BEGIN Listed entries
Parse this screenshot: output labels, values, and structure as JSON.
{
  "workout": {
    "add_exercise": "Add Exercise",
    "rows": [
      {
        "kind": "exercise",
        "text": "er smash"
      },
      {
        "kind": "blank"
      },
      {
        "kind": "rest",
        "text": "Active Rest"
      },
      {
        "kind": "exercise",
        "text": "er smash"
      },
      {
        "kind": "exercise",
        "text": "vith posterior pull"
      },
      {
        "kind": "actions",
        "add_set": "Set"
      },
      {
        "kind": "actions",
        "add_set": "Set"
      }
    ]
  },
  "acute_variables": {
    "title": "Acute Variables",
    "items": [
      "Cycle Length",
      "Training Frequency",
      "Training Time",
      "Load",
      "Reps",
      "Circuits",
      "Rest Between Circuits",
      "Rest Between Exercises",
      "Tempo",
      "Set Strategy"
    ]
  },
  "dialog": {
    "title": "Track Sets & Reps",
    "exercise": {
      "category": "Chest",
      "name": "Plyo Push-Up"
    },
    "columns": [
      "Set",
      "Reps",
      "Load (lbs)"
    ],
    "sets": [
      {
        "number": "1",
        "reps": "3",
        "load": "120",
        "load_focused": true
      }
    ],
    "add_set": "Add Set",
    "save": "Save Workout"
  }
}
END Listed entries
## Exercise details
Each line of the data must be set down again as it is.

## The completed task
Parse this screenshot: output labels, values, and structure as JSON.
{
  "workout": {
    "add_exercise": "Add Exercise",
    "rows": [
      {
        "kind": "exercise",
        "text": "er smash"
      },
      {
        "kind": "blank"
      },
      {
        "kind": "rest",
        "text": "Active Rest"
      },
      {
        "kind": "exercise",
        "text": "er smash"
      },
      {
        "kind": "exercise",
        "text": "vith posterior pull"
      },
      {
        "kind": "actions",
        "add_set": "Set"
      },
      {
        "kind": "actions",
        "add_set": "Set"
      }
    ]
  },
  "acute_variables": {
    "title": "Acute Variables",
    "items": [
      "Cycle Length",
      "Training Frequency",
      "Training Time",
      "Load",
      "Reps",
      "Circuits",
      "Rest Between Circuits",
      "Rest Between Exercises",
      "Tempo",
      "Set Strategy"
    ]
  },
  "dialog": {
    "title": "Track Sets & Reps",
    "exercise": {
      "category": "Chest",
      "name": "Plyo Push-Up"
    },
    "columns": [
      "Set",
      "Reps",
      "Load (lbs)"
    ],
    "sets": [
      {
        "number": "1",
        "reps": "3",
        "load": "120",
        "load_focused": true
      }
    ],
    "add_set": "Add Set",
    "save": "Save Workout"
  }
}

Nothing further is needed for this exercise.